(Extracted data entries)
★ ★ ★
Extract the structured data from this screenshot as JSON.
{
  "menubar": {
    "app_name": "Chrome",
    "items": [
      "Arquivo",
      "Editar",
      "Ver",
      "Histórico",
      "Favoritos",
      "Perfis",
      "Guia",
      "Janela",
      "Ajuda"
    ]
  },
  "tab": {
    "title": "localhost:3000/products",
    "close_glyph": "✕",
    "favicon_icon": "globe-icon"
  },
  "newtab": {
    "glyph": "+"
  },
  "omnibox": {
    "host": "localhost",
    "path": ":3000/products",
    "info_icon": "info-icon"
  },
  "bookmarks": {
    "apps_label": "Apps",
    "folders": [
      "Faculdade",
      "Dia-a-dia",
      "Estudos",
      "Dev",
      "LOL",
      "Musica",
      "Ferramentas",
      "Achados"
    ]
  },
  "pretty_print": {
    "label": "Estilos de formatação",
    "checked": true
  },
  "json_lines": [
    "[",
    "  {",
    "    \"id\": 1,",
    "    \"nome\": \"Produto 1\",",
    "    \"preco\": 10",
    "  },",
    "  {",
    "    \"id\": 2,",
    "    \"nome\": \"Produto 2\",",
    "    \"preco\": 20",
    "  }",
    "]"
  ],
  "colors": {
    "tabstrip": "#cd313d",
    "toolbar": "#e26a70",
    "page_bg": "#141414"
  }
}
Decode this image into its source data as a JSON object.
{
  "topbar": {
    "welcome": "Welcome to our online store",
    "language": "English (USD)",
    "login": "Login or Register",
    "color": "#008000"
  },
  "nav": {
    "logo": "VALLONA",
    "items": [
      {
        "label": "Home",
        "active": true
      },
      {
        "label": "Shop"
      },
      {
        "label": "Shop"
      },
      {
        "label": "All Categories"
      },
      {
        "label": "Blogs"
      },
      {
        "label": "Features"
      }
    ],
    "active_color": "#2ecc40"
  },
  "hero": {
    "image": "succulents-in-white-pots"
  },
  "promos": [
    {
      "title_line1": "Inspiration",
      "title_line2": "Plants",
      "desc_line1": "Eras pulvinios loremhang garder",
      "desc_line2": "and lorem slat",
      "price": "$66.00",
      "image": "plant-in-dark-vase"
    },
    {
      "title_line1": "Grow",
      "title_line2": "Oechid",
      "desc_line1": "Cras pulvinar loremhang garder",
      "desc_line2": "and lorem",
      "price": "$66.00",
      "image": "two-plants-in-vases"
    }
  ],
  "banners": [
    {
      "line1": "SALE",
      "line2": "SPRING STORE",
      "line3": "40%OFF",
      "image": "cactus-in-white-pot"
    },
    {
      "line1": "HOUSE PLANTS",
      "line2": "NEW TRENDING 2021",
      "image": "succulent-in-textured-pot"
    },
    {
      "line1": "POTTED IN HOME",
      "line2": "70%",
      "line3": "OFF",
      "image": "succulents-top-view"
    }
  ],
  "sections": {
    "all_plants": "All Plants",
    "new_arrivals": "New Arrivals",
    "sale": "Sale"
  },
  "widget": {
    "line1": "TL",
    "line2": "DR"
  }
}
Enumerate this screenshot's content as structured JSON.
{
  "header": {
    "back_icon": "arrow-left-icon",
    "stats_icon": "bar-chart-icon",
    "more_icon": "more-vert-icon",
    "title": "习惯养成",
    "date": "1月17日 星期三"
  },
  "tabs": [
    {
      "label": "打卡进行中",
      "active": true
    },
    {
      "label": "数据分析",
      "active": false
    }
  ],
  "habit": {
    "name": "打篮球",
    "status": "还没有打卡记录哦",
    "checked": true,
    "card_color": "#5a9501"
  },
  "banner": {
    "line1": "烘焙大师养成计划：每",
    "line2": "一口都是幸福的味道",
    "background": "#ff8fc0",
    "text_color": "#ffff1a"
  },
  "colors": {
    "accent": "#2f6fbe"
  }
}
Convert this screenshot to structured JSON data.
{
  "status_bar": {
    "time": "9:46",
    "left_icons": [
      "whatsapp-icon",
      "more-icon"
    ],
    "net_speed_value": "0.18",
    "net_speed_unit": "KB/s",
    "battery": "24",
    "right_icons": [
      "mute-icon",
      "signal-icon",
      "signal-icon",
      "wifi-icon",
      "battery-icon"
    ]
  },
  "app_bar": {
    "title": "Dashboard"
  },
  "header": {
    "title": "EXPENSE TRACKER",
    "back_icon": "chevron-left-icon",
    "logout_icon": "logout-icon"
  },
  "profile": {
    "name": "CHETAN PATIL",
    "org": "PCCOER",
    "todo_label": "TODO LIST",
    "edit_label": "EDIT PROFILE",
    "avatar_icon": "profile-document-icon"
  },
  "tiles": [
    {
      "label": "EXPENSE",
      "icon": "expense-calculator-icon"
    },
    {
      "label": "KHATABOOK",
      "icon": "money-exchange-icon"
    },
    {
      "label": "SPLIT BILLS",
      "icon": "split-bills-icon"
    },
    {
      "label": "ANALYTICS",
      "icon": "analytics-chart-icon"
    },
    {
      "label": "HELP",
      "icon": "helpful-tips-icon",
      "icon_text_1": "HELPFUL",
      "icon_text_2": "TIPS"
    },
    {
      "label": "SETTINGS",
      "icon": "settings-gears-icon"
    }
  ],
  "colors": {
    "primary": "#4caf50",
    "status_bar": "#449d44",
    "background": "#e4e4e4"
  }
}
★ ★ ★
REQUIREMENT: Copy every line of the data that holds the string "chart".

RESULT:
    "stats_icon": "bar-chart-icon",
      "icon": "analytics-chart-icon"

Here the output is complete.